**What the task requires**.
Your response must be the entire set of entries, reproduced word for word.

**Given entries**.

▶

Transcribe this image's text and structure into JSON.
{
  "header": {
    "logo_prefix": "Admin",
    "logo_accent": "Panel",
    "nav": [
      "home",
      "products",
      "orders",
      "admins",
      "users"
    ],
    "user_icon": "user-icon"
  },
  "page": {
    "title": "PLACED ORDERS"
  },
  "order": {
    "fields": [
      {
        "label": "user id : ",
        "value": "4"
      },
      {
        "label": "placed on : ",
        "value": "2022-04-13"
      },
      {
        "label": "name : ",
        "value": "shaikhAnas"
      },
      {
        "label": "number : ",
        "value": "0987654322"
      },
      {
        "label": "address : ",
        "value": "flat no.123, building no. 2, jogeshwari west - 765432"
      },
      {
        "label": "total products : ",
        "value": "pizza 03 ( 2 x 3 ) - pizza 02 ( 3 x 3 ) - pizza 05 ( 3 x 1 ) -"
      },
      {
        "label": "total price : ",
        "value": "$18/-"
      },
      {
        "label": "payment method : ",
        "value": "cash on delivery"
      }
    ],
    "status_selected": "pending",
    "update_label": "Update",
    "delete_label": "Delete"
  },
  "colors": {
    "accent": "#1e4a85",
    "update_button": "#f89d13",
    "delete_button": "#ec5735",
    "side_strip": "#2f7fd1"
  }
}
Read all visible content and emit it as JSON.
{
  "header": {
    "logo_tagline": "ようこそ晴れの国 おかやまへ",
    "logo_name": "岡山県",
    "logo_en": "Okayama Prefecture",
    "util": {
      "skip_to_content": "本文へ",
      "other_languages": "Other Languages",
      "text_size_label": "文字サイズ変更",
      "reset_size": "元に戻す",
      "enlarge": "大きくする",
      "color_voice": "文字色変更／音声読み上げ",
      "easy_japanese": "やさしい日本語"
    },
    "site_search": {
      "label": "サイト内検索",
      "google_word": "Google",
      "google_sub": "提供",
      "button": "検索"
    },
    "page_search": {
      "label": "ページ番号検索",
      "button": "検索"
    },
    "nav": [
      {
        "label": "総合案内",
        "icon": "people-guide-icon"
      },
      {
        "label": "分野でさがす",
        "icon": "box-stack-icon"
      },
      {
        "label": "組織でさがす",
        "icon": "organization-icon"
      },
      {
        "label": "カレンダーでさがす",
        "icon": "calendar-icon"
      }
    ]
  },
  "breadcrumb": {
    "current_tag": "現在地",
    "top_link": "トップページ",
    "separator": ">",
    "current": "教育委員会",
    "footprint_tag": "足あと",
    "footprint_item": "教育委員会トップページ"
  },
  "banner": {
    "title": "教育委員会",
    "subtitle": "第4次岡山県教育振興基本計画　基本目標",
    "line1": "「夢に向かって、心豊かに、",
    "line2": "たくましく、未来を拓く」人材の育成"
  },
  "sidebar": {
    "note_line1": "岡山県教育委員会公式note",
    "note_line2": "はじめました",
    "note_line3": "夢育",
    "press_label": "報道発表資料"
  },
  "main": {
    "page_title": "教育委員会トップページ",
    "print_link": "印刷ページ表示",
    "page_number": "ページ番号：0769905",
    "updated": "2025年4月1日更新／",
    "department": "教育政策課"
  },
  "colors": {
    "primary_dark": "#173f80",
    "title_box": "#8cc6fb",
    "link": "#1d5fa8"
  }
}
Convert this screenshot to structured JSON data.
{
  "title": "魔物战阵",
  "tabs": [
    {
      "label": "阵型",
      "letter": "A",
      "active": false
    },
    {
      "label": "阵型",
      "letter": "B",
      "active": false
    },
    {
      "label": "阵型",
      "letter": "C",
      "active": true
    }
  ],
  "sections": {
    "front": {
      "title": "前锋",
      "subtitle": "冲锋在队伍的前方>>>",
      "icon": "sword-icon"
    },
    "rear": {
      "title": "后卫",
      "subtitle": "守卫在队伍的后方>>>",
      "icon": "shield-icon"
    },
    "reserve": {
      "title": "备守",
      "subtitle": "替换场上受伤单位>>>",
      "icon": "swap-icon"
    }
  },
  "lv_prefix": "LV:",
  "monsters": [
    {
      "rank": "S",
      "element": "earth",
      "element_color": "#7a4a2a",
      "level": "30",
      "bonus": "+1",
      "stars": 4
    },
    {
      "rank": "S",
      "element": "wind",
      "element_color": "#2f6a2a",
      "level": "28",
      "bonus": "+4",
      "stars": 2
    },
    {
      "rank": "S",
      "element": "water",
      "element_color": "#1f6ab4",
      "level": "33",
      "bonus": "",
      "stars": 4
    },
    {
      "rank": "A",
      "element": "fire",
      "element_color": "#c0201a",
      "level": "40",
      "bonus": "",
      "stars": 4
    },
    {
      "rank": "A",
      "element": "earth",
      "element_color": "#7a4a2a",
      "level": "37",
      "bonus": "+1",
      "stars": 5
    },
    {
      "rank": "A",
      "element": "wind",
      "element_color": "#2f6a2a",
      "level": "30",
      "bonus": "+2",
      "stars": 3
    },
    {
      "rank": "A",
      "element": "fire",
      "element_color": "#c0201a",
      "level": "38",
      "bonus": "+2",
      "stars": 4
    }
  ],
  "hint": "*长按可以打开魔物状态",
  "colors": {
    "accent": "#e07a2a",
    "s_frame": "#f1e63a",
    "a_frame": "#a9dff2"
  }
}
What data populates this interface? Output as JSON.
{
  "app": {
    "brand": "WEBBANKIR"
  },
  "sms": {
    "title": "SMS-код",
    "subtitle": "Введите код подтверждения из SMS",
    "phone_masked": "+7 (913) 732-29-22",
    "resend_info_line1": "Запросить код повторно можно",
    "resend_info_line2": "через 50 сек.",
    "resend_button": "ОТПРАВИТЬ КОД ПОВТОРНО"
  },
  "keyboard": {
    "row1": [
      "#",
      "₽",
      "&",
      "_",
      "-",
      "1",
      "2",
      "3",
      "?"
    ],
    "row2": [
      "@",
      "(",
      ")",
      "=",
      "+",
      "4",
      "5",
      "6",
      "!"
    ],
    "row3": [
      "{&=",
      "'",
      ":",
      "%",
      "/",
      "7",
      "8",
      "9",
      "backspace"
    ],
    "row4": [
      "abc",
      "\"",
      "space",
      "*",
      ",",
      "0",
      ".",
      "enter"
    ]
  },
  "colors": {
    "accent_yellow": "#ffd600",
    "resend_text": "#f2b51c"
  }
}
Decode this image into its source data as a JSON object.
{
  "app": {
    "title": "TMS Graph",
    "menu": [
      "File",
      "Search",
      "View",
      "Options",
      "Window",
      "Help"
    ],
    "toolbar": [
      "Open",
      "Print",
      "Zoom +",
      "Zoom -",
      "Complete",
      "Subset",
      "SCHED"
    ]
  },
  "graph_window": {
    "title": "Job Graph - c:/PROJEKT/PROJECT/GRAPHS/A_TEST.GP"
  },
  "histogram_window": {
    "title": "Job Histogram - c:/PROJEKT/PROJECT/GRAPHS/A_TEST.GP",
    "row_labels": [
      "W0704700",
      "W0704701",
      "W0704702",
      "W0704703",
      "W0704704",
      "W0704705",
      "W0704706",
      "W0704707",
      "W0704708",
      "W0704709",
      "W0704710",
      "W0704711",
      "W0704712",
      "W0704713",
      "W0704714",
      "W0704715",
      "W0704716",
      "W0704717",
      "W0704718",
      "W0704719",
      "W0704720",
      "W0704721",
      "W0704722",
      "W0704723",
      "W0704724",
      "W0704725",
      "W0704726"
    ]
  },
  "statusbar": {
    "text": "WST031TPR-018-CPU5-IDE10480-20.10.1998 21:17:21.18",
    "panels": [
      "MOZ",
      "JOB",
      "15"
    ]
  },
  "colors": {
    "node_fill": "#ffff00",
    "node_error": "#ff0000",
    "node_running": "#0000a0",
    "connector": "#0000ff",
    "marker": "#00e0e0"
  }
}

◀

**Answer for this exercise**.
Transcribe this image's text and structure into JSON.
{
  "header": {
    "logo_prefix": "Admin",
    "logo_accent": "Panel",
    "nav": [
      "home",
      "products",
      "orders",
      "admins",
      "users"
    ],
    "user_icon": "user-icon"
  },
  "page": {
    "title": "PLACED ORDERS"
  },
  "order": {
    "fields": [
      {
        "label": "user id : ",
        "value": "4"
      },
      {
        "label": "placed on : ",
        "value": "2022-04-13"
      },
      {
        "label": "name : ",
        "value": "shaikhAnas"
      },
      {
        "label": "number : ",
        "value": "0987654322"
      },
      {
        "label": "address : ",
        "value": "flat no.123, building no. 2, jogeshwari west - 765432"
      },
      {
        "label": "total products : ",
        "value": "pizza 03 ( 2 x 3 ) - pizza 02 ( 3 x 3 ) - pizza 05 ( 3 x 1 ) -"
      },
      {
        "label": "total price : ",
        "value": "$18/-"
      },
      {
        "label": "payment method : ",
        "value": "cash on delivery"
      }
    ],
    "status_selected": "pending",
    "update_label": "Update",
    "delete_label": "Delete"
  },
  "colors": {
    "accent": "#1e4a85",
    "update_button": "#f89d13",
    "delete_button": "#ec5735",
    "side_strip": "#2f7fd1"
  }
}
Read all visible content and emit it as JSON.
{
  "header": {
    "logo_tagline": "ようこそ晴れの国 おかやまへ",
    "logo_name": "岡山県",
    "logo_en": "Okayama Prefecture",
    "util": {
      "skip_to_content": "本文へ",
      "other_languages": "Other Languages",
      "text_size_label": "文字サイズ変更",
      "reset_size": "元に戻す",
      "enlarge": "大きくする",
      "color_voice": "文字色変更／音声読み上げ",
      "easy_japanese": "やさしい日本語"
    },
    "site_search": {
      "label": "サイト内検索",
      "google_word": "Google",
      "google_sub": "提供",
      "button": "検索"
    },
    "page_search": {
      "label": "ページ番号検索",
      "button": "検索"
    },
    "nav": [
      {
        "label": "総合案内",
        "icon": "people-guide-icon"
      },
      {
        "label": "分野でさがす",
        "icon": "box-stack-icon"
      },
      {
        "label": "組織でさがす",
        "icon": "organization-icon"
      },
      {
        "label": "カレンダーでさがす",
        "icon": "calendar-icon"
      }
    ]
  },
  "breadcrumb": {
    "current_tag": "現在地",
    "top_link": "トップページ",
    "separator": ">",
    "current": "教育委員会",
    "footprint_tag": "足あと",
    "footprint_item": "教育委員会トップページ"
  },
  "banner": {
    "title": "教育委員会",
    "subtitle": "第4次岡山県教育振興基本計画　基本目標",
    "line1": "「夢に向かって、心豊かに、",
    "line2": "たくましく、未来を拓く」人材の育成"
  },
  "sidebar": {
    "note_line1": "岡山県教育委員会公式note",
    "note_line2": "はじめました",
    "note_line3": "夢育",
    "press_label": "報道発表資料"
  },
  "main": {
    "page_title": "教育委員会トップページ",
    "print_link": "印刷ページ表示",
    "page_number": "ページ番号：0769905",
    "updated": "2025年4月1日更新／",
    "department": "教育政策課"
  },
  "colors": {
    "primary_dark": "#173f80",
    "title_box": "#8cc6fb",
    "link": "#1d5fa8"
  }
}
Convert this screenshot to structured JSON data.
{
  "title": "魔物战阵",
  "tabs": [
    {
      "label": "阵型",
      "letter": "A",
      "active": false
    },
    {
      "label": "阵型",
      "letter": "B",
      "active": false
    },
    {
      "label": "阵型",
      "letter": "C",
      "active": true
    }
  ],
  "sections": {
    "front": {
      "title": "前锋",
      "subtitle": "冲锋在队伍的前方>>>",
      "icon": "sword-icon"
    },
    "rear": {
      "title": "后卫",
      "subtitle": "守卫在队伍的后方>>>",
      "icon": "shield-icon"
    },
    "reserve": {
      "title": "备守",
      "subtitle": "替换场上受伤单位>>>",
      "icon": "swap-icon"
    }
  },
  "lv_prefix": "LV:",
  "monsters": [
    {
      "rank": "S",
      "element": "earth",
      "element_color": "#7a4a2a",
      "level": "30",
      "bonus": "+1",
      "stars": 4
    },
    {
      "rank": "S",
      "element": "wind",
      "element_color": "#2f6a2a",
      "level": "28",
      "bonus": "+4",
      "stars": 2
    },
    {
      "rank": "S",
      "element": "water",
      "element_color": "#1f6ab4",
      "level": "33",
      "bonus": "",
      "stars": 4
    },
    {
      "rank": "A",
      "element": "fire",
      "element_color": "#c0201a",
      "level": "40",
      "bonus": "",
      "stars": 4
    },
    {
      "rank": "A",
      "element": "earth",
      "element_color": "#7a4a2a",
      "level": "37",
      "bonus": "+1",
      "stars": 5
    },
    {
      "rank": "A",
      "element": "wind",
      "element_color": "#2f6a2a",
      "level": "30",
      "bonus": "+2",
      "stars": 3
    },
    {
      "rank": "A",
      "element": "fire",
      "element_color": "#c0201a",
      "level": "38",
      "bonus": "+2",
      "stars": 4
    }
  ],
  "hint": "*长按可以打开魔物状态",
  "colors": {
    "accent": "#e07a2a",
    "s_frame": "#f1e63a",
    "a_frame": "#a9dff2"
  }
}
What data populates this interface? Output as JSON.
{
  "app": {
    "brand": "WEBBANKIR"
  },
  "sms": {
    "title": "SMS-код",
    "subtitle": "Введите код подтверждения из SMS",
    "phone_masked": "+7 (913) 732-29-22",
    "resend_info_line1": "Запросить код повторно можно",
    "resend_info_line2": "через 50 сек.",
    "resend_button": "ОТПРАВИТЬ КОД ПОВТОРНО"
  },
  "keyboard": {
    "row1": [
      "#",
      "₽",
      "&",
      "_",
      "-",
      "1",
      "2",
      "3",
      "?"
    ],
    "row2": [
      "@",
      "(",
      ")",
      "=",
      "+",
      "4",
      "5",
      "6",
      "!"
    ],
    "row3": [
      "{&=",
      "'",
      ":",
      "%",
      "/",
      "7",
      "8",
      "9",
      "backspace"
    ],
    "row4": [
      "abc",
      "\"",
      "space",
      "*",
      ",",
      "0",
      ".",
      "enter"
    ]
  },
  "colors": {
    "accent_yellow": "#ffd600",
    "resend_text": "#f2b51c"
  }
}
Decode this image into its source data as a JSON object.
{
  "app": {
    "title": "TMS Graph",
    "menu": [
      "File",
      "Search",
      "View",
      "Options",
      "Window",
      "Help"
    ],
    "toolbar": [
      "Open",
      "Print",
      "Zoom +",
      "Zoom -",
      "Complete",
      "Subset",
      "SCHED"
    ]
  },
  "graph_window": {
    "title": "Job Graph - c:/PROJEKT/PROJECT/GRAPHS/A_TEST.GP"
  },
  "histogram_window": {
    "title": "Job Histogram - c:/PROJEKT/PROJECT/GRAPHS/A_TEST.GP",
    "row_labels": [
      "W0704700",
      "W0704701",
      "W0704702",
      "W0704703",
      "W0704704",
      "W0704705",
      "W0704706",
      "W0704707",
      "W0704708",
      "W0704709",
      "W0704710",
      "W0704711",
      "W0704712",
      "W0704713",
      "W0704714",
      "W0704715",
      "W0704716",
      "W0704717",
      "W0704718",
      "W0704719",
      "W0704720",
      "W0704721",
      "W0704722",
      "W0704723",
      "W0704724",
      "W0704725",
      "W0704726"
    ]
  },
  "statusbar": {
    "text": "WST031TPR-018-CPU5-IDE10480-20.10.1998 21:17:21.18",
    "panels": [
      "MOZ",
      "JOB",
      "15"
    ]
  },
  "colors": {
    "node_fill": "#ffff00",
    "node_error": "#ff0000",
    "node_running": "#0000a0",
    "connector": "#0000ff",
    "marker": "#00e0e0"
  }
}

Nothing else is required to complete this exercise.